- "Minor" Brain Injuries - The "Soft Tissue" Injury
- August 26, 2003 | Author: Michael R. Kelley
- Law Firm: McNees Wallace & Nurick LLC - Harrisburg Office
One of your truck drivers is involved in an accident with another vehicle. Fortunately, the accident is not serious and the driver of the other vehicle, although a little groggy immediately following the accident, appears to be just "shaken up." Your driver gives a brief statement to the investigating police officer, fills out an accident report for the company, and continues on to complete his delivery.
One week shy of two years later, your company receives a summons and complaint from the driver of the vehicle, who has sued your truck driver and your company just before the two-year statute of limitations has run. You review the report of the accident, which notes that the accident was not serious, that the driver of the car did not appear to be seriously hurt, and was just taken to the hospital for overnight observation.
When you review the complaint, however, you discover that the driver of the vehicle now claims that as a result of the accident, he had a loss of consciousness at the scene, and, since the accident, has suffered from memory deficits, difficulty in concentrating, headaches, and physical symptoms including stiffness in his back and neck.
Along with claims of violations of the hours-of-service regulations, perhaps the fastest growing trucking accident-related claim involves an alleged loss of cognitive function, or what is commonly referred to as a "minor brain injury." Claims alleging "minor brain injuries" are on the rise for several important reasons:
- Physicians are doing a better job of diagnosing minor brain injuries;
- an increase in sedentary, white-collar jobs has lessened the significance of physical injuries in work loss claims, but increased the significance of claims of cognitive dysfunction; and
- minor brain injuries are a potentially lucrative claim for plaintiffs and their lawyers, and, like "soft tissue" injuries, are difficult to verify or dispute with objective medical testing.
What are the Common Signs of a Minor Brain Injury?
- Loss of consciousness of one minute to one hour following the accident
- After regaining consciousness, the victim appears confused, disoriented, slurs her speech, makes inappropriate comments
- The victim has no memory of the accident
- Several days to several weeks after the accident, the victim suffers from short-term memory deficits
- Several days to several weeks after the accident, the victim complains of inability to concentrate at work
- The victim reports recurrent mild to severe headaches
- The victim complains of neck and upper back stiffness
How to Defend Against Claims of Minor Brain Injuries
Because objective testing, such as CT scans and MRIs, are frequently inconclusive in diagnosing a minor brain injury, claims of minor brain injury can be very difficult to defend. There are, however, steps which one can take to defend the claims. These steps include:
- Documentation of loss of consciousness. Oftentimes, your driver will be the first person to observe an accident victim.
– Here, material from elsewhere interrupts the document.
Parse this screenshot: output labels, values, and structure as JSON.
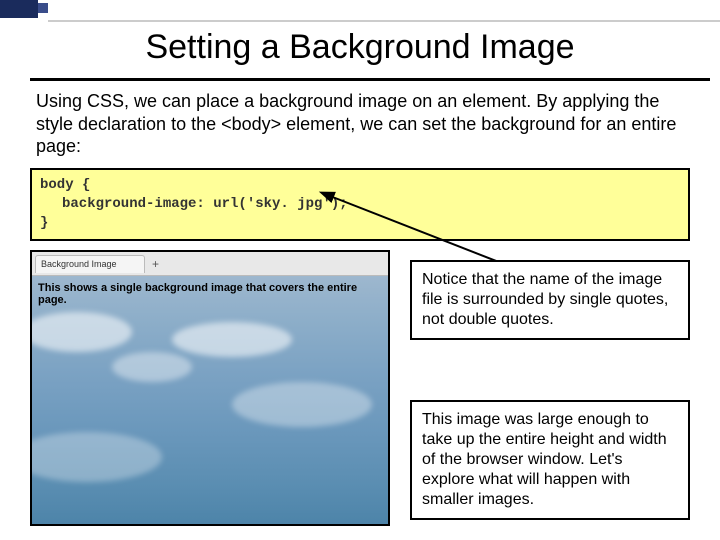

Train your drivers to observe accident victims as much as possible, and to note in writing whether they observed any loss of consciousness, disorientation or confusion on the part of the accident victim. You should consider modifying your accident report form to specifically request that your driver provide this information. This is extremely important information because in order for a physician to diagnose a patient as having a minor brain injury, the patient must have suffered some loss of consciousness. Many times the patient is conscious by the time emergency personnel arrive, but claims a loss of consciousness immediately following the accident. Your driver may be in the best position to observe whether such loss of consciousness actually occurred.
- Obtain baseline information on the claimant. Once an accident victim makes a claim of cognitive dysfunction, an important step is to determine whether there is "baseline" of the plaintiff's cognitive function prior to the accident. The "baseline" information shows the level of cognitive ability of the claimant prior to the accident. You should obtain all records regarding any specific cognitive testing that the plaintiff has had in the past, educational records which may shed light on the claimant's past level of cognitive function, employment records, and any physical and mental health records relating to the claimant's past history.
- Neurological evaluation. With the "baseline" information as a history, a good neurologist or neuropsychologist can perform a number of established, objective tests to determine the current level of cognitive function. She can then compare the "baseline" information with the objective cognitive testing and offer an opinion as to whether the accident in which your driver was involved caused any decrease in cognitive function.
Here at the start of the 21st century there are many opportunities and challenges facing the trucking industry. Hours of service requirements are a constant topic of conversation. The federal safety regulations are more and more frequently being used by plaintiffs lawyers to support allegations of negligence and claims for punitive damages. Brain injury claims are also likely to be seen more and more in accident litigation. By educating yourself, your company, and your drivers about these claims, you will give your company the opportunity for a successful defense.